### Data in this exercise

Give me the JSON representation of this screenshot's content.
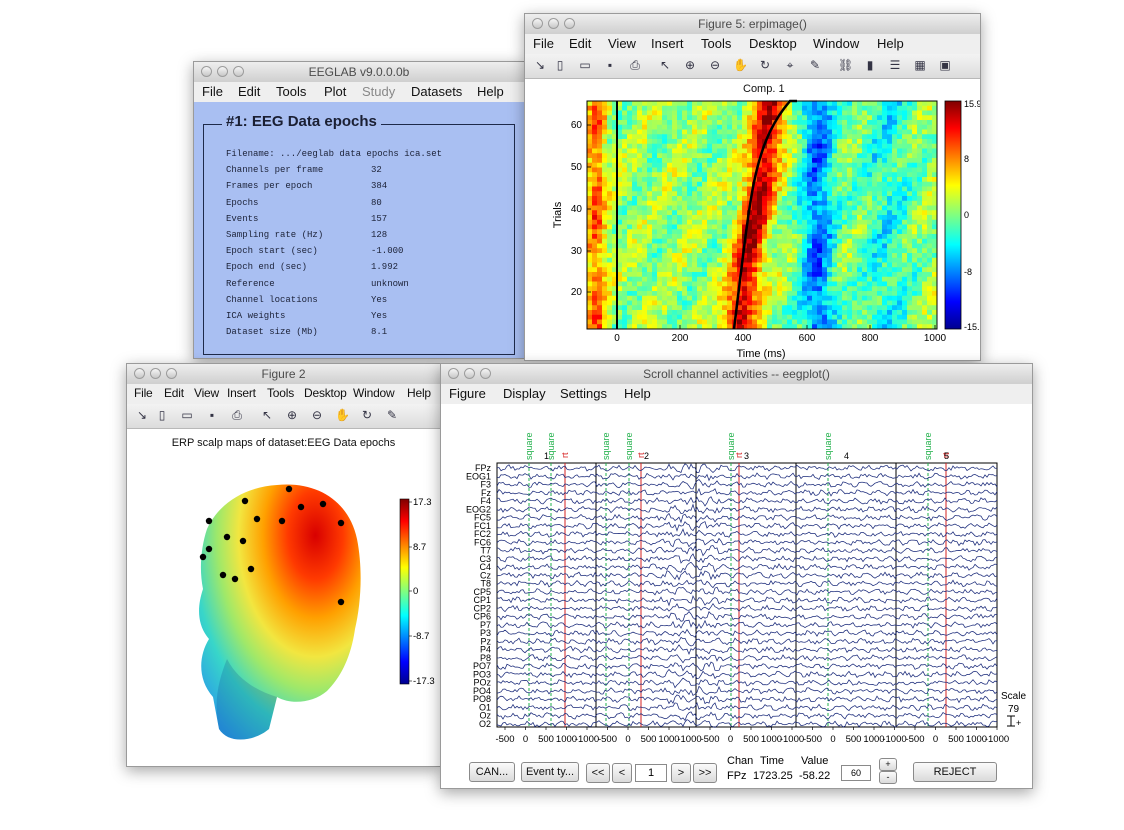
{
  "eeglab": {
    "title": "EEGLAB v9.0.0.0b",
    "menu": [
      "File",
      "Edit",
      "Tools",
      "Plot",
      "Study",
      "Datasets",
      "Help"
    ],
    "panel_title": "#1: EEG Data epochs",
    "rows": [
      {
        "label": "Filename: .../eeglab data epochs ica.set",
        "value": ""
      },
      {
        "label": "Channels per frame",
        "value": "32"
      },
      {
        "label": "Frames per epoch",
        "value": "384"
      },
      {
        "label": "Epochs",
        "value": "80"
      },
      {
        "label": "Events",
        "value": "157"
      },
      {
        "label": "Sampling rate (Hz)",
        "value": "128"
      },
      {
        "label": "Epoch start (sec)",
        "value": "-1.000"
      },
      {
        "label": "Epoch end (sec)",
        "value": "1.992"
      },
      {
        "label": "Reference",
        "value": "unknown"
      },
      {
        "label": "Channel locations",
        "value": "Yes"
      },
      {
        "label": "ICA weights",
        "value": "Yes"
      },
      {
        "label": "Dataset size (Mb)",
        "value": "8.1"
      }
    ],
    "colors": {
      "panel_bg": "#a9bff2"
    }
  },
  "figure5": {
    "title": "Figure 5:  erpimage()",
    "menu": [
      "File",
      "Edit",
      "View",
      "Insert",
      "Tools",
      "Desktop",
      "Window",
      "Help"
    ],
    "toolbar_icons": [
      "arrow-icon",
      "new-file-icon",
      "open-icon",
      "save-icon",
      "print-icon",
      "pointer-icon",
      "zoom-in-icon",
      "zoom-out-icon",
      "pan-icon",
      "rotate-icon",
      "data-cursor-icon",
      "brush-icon",
      "link-icon",
      "colorbar-icon",
      "legend-icon",
      "grid-icon",
      "layout-icon"
    ],
    "plot_title": "Comp. 1",
    "xlabel": "Time (ms)",
    "ylabel": "Trials",
    "xticks": [
      "0",
      "200",
      "400",
      "600",
      "800",
      "1000"
    ],
    "yticks": [
      "20",
      "30",
      "40",
      "50",
      "60"
    ],
    "colorbar_ticks": [
      "15.9",
      "8",
      "0",
      "-8",
      "-15."
    ]
  },
  "figure2": {
    "title": "Figure 2",
    "menu": [
      "File",
      "Edit",
      "View",
      "Insert",
      "Tools",
      "Desktop",
      "Window",
      "Help"
    ],
    "toolbar_icons": [
      "arrow-icon",
      "new-file-icon",
      "open-icon",
      "save-icon",
      "print-icon",
      "pointer-icon",
      "zoom-in-icon",
      "zoom-out-icon",
      "pan-icon",
      "rotate-icon",
      "brush-icon"
    ],
    "plot_title": "ERP scalp maps of dataset:EEG Data epochs",
    "colorbar_ticks": [
      "17.3",
      "8.7",
      "0",
      "-8.7",
      "-17.3"
    ]
  },
  "scroll": {
    "title": "Scroll channel activities -- eegplot()",
    "menu": [
      "Figure",
      "Display",
      "Settings",
      "Help"
    ],
    "event_labels": [
      "square",
      "square",
      "square",
      "square",
      "square",
      "square",
      "square"
    ],
    "rt_labels": [
      "rt",
      "rt",
      "rt",
      "rt"
    ],
    "epoch_numbers": [
      "1",
      "2",
      "3",
      "4",
      "5"
    ],
    "channels": [
      "FPz",
      "EOG1",
      "F3",
      "Fz",
      "F4",
      "EOG2",
      "FC5",
      "FC1",
      "FC2",
      "FC6",
      "T7",
      "C3",
      "C4",
      "Cz",
      "T8",
      "CP5",
      "CP1",
      "CP2",
      "CP6",
      "P7",
      "P3",
      "Pz",
      "P4",
      "P8",
      "PO7",
      "PO3",
      "POz",
      "PO4",
      "PO8",
      "O1",
      "Oz",
      "O2"
    ],
    "xticks": [
      "-500",
      "0",
      "500",
      "1000",
      "-1000",
      "-500",
      "0",
      "500",
      "1000",
      "-1000",
      "-500",
      "0",
      "500",
      "1000",
      "-1000",
      "-500",
      "0",
      "500",
      "1000",
      "-1000",
      "-500",
      "0",
      "500",
      "1000",
      "-1000"
    ],
    "scale_label": "Scale",
    "scale_value": "79",
    "buttons": {
      "cancel": "CAN...",
      "events": "Event ty...",
      "first": "<<",
      "prev": "<",
      "next": ">",
      "last": ">>",
      "reject": "REJECT",
      "plus": "+",
      "minus": "-"
    },
    "page_value": "1",
    "readout": {
      "chan_label": "Chan",
      "time_label": "Time",
      "value_label": "Value",
      "chan": "FPz",
      "time": "1723.25",
      "value": "-58.22"
    },
    "scale_field": "60"
  }
}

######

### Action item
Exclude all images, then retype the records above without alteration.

### Task answer
Give me the JSON representation of this screenshot's content.
{
  "eeglab": {
    "title": "EEGLAB v9.0.0.0b",
    "menu": [
      "File",
      "Edit",
      "Tools",
      "Plot",
      "Study",
      "Datasets",
      "Help"
    ],
    "panel_title": "#1: EEG Data epochs",
    "rows": [
      {
        "label": "Filename: .../eeglab data epochs ica.set",
        "value": ""
      },
      {
        "label": "Channels per frame",
        "value": "32"
      },
      {
        "label": "Frames per epoch",
        "value": "384"
      },
      {
        "label": "Epochs",
        "value": "80"
      },
      {
        "label": "Events",
        "value": "157"
      },
      {
        "label": "Sampling rate (Hz)",
        "value": "128"
      },
      {
        "label": "Epoch start (sec)",
        "value": "-1.000"
      },
      {
        "label": "Epoch end (sec)",
        "value": "1.992"
      },
      {
        "label": "Reference",
        "value": "unknown"
      },
      {
        "label": "Channel locations",
        "value": "Yes"
      },
      {
        "label": "ICA weights",
        "value": "Yes"
      },
      {
        "label": "Dataset size (Mb)",
        "value": "8.1"
      }
    ],
    "colors": {
      "panel_bg": "#a9bff2"
    }
  },
  "figure5": {
    "title": "Figure 5:  erpimage()",
    "menu": [
      "File",
      "Edit",
      "View",
      "Insert",
      "Tools",
      "Desktop",
      "Window",
      "Help"
    ],
    "toolbar_icons": [
      "arrow-icon",
      "new-file-icon",
      "open-icon",
      "save-icon",
      "print-icon",
      "pointer-icon",
      "zoom-in-icon",
      "zoom-out-icon",
      "pan-icon",
      "rotate-icon",
      "data-cursor-icon",
      "brush-icon",
      "link-icon",
      "colorbar-icon",
      "legend-icon",
      "grid-icon",
      "layout-icon"
    ],
    "plot_title": "Comp. 1",
    "xlabel": "Time (ms)",
    "ylabel": "Trials",
    "xticks": [
      "0",
      "200",
      "400",
      "600",
      "800",
      "1000"
    ],
    "yticks": [
      "20",
      "30",
      "40",
      "50",
      "60"
    ],
    "colorbar_ticks": [
      "15.9",
      "8",
      "0",
      "-8",
      "-15."
    ]
  },
  "figure2": {
    "title": "Figure 2",
    "menu": [
      "File",
      "Edit",
      "View",
      "Insert",
      "Tools",
      "Desktop",
      "Window",
      "Help"
    ],
    "toolbar_icons": [
      "arrow-icon",
      "new-file-icon",
      "open-icon",
      "save-icon",
      "print-icon",
      "pointer-icon",
      "zoom-in-icon",
      "zoom-out-icon",
      "pan-icon",
      "rotate-icon",
      "brush-icon"
    ],
    "plot_title": "ERP scalp maps of dataset:EEG Data epochs",
    "colorbar_ticks": [
      "17.3",
      "8.7",
      "0",
      "-8.7",
      "-17.3"
    ]
  },
  "scroll": {
    "title": "Scroll channel activities -- eegplot()",
    "menu": [
      "Figure",
      "Display",
      "Settings",
      "Help"
    ],
    "event_labels": [
      "square",
      "square",
      "square",
      "square",
      "square",
      "square",
      "square"
    ],
    "rt_labels": [
      "rt",
      "rt",
      "rt",
      "rt"
    ],
    "epoch_numbers": [
      "1",
      "2",
      "3",
      "4",
      "5"
    ],
    "channels": [
      "FPz",
      "EOG1",
      "F3",
      "Fz",
      "F4",
      "EOG2",
      "FC5",
      "FC1",
      "FC2",
      "FC6",
      "T7",
      "C3",
      "C4",
      "Cz",
      "T8",
      "CP5",
      "CP1",
      "CP2",
      "CP6",
      "P7",
      "P3",
      "Pz",
      "P4",
      "P8",
      "PO7",
      "PO3",
      "POz",
      "PO4",
      "PO8",
      "O1",
      "Oz",
      "O2"
    ],
    "xticks": [
      "-500",
      "0",
      "500",
      "1000",
      "-1000",
      "-500",
      "0",
      "500",
      "1000",
      "-1000",
      "-500",
      "0",
      "500",
      "1000",
      "-1000",
      "-500",
      "0",
      "500",
      "1000",
      "-1000",
      "-500",
      "0",
      "500",
      "1000",
      "-1000"
    ],
    "scale_label": "Scale",
    "scale_value": "79",
    "buttons": {
      "cancel": "CAN...",
      "events": "Event ty...",
      "first": "<<",
      "prev": "<",
      "next": ">",
      "last": ">>",
      "reject": "REJECT",
      "plus": "+",
      "minus": "-"
    },
    "page_value": "1",
    "readout": {
      "chan_label": "Chan",
      "time_label": "Time",
      "value_label": "Value",
      "chan": "FPz",
      "time": "1723.25",
      "value": "-58.22"
    },
    "scale_field": "60"
  }
}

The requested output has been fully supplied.